Volcanoes that have been quiet for decades are rumbling to life in the eastern Caribbean, scientists rush in to study activity to observe.
Volcanoes that have been quiet for decades are rumbling to life in the eastern Caribbean, prompting officials to issue alerts in Martinique and St. Vincent and the Grenadines as scientists rush in to study activity they say hasn’t been observed in years.
The most recent warning was issued late Tuesday for La Soufriere volcano in St. Vincent and the Grenadines, a chain of islands home to more than 100,000 people.
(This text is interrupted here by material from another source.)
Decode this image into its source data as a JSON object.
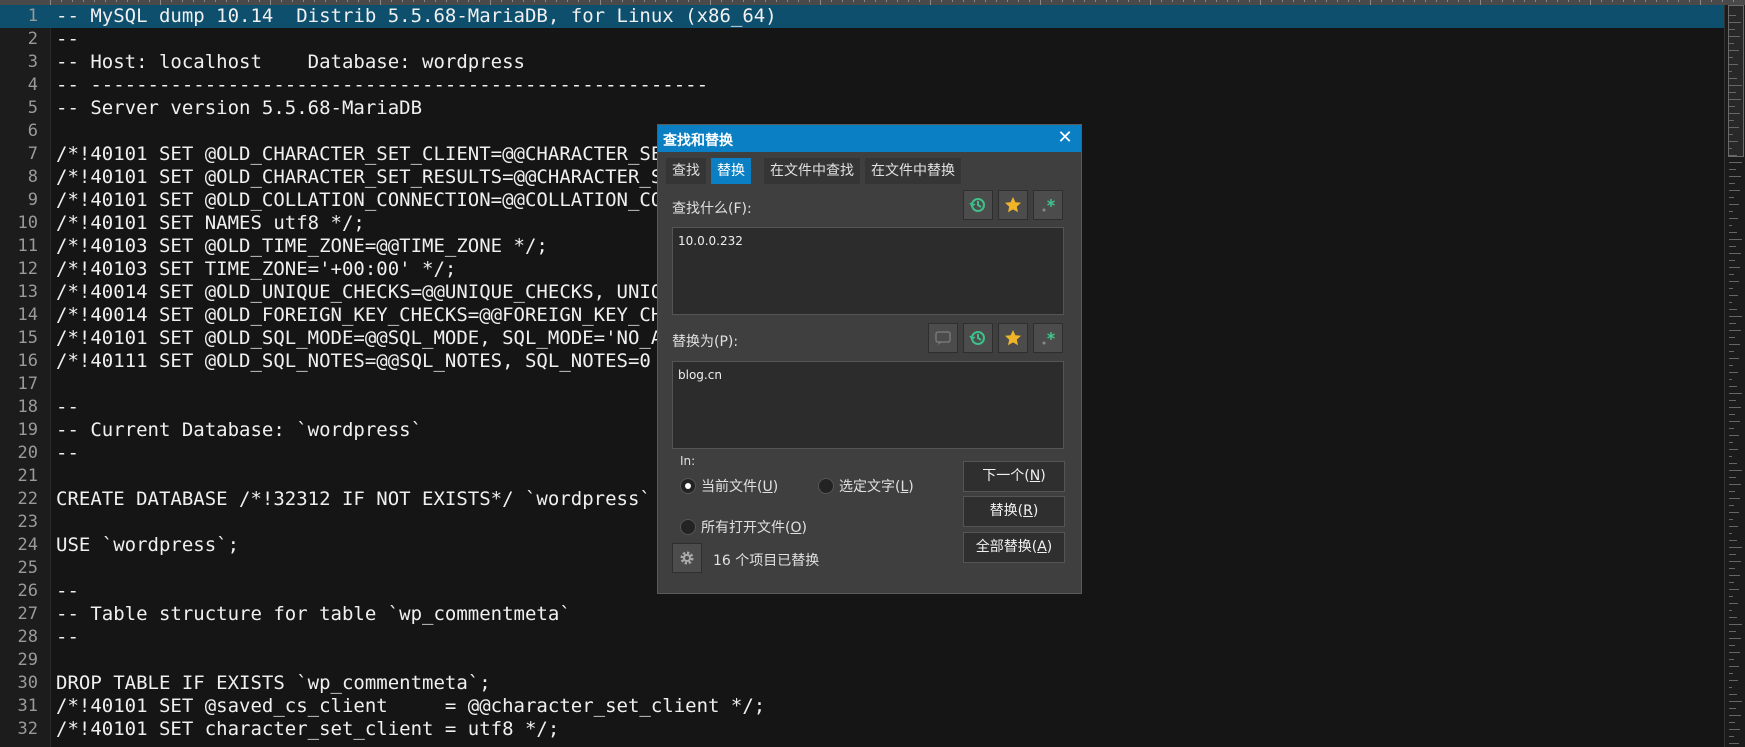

Officials reported tremors, strong gas emissions, formation of a new volcanic dome and changes to its crater lake.
The Caribbean Disaster Emergency Management Agency said that scientists observed an “effusive eruption within the crater, with visible gas and steam” on Tuesday.
The government warned those living near the volcano to prepare to evacuate if needed, declaring an orange alert that means eruptions could occur with less than 24 hours’ notice.
La Soufriere, located near the northern tip of the main island of St. Vincent, last erupted in 1979, and a previous eruption in 1902 killed some 1,600 people. That occurred shortly before Martinique’s Mt. Pelee erupted and destroyed the town of Saint-Pierre, killing more than 30,000 people.
Mt. Pelee too is now active once again. In early December, officials in the French Caribbean territory issued a yellow alert due to seismic activity under the mountain. It was the first alert of its kind issued since the volcano last erupted in 1932, Fabrice Fontaine, with Martinique’s Volcanological and Seismological Observatory, told The Associated Press.
While the eastern Caribbean is one long chain of active and extinct volcanoes, volcanologist Erik Klemetti, at Denison University in Ohio, said the activity at Mt. Pelee and La Soufriere are not related.
“It’s not like one volcano starts erupting that others will,” he said. “It falls into the category of coincidence.”
He said the activity is evidence that magma is lurking underground and percolating toward the surface, although he added that scientists still don’t have a very good understanding of what controls how quickly that happens.
“The answers are not entirely satisfying,” he said. “It’s science that’s still being researched.”
Klemetti said the most active volcano in recent years in the eastern Caribbean has been Soufriere Hills in Montserrat, which has erupted continuously since 1995, destroying the capital of Plymouth and killing at least 19 people in 1997.
Seventeen of the eastern Caribbean’s 19 live volcanoes are located on 11 islands, with the remaining two are underwater near the island of Grenada, including one called Kick ‘Em Jenny that has been active in recent years.
Originally Published at US News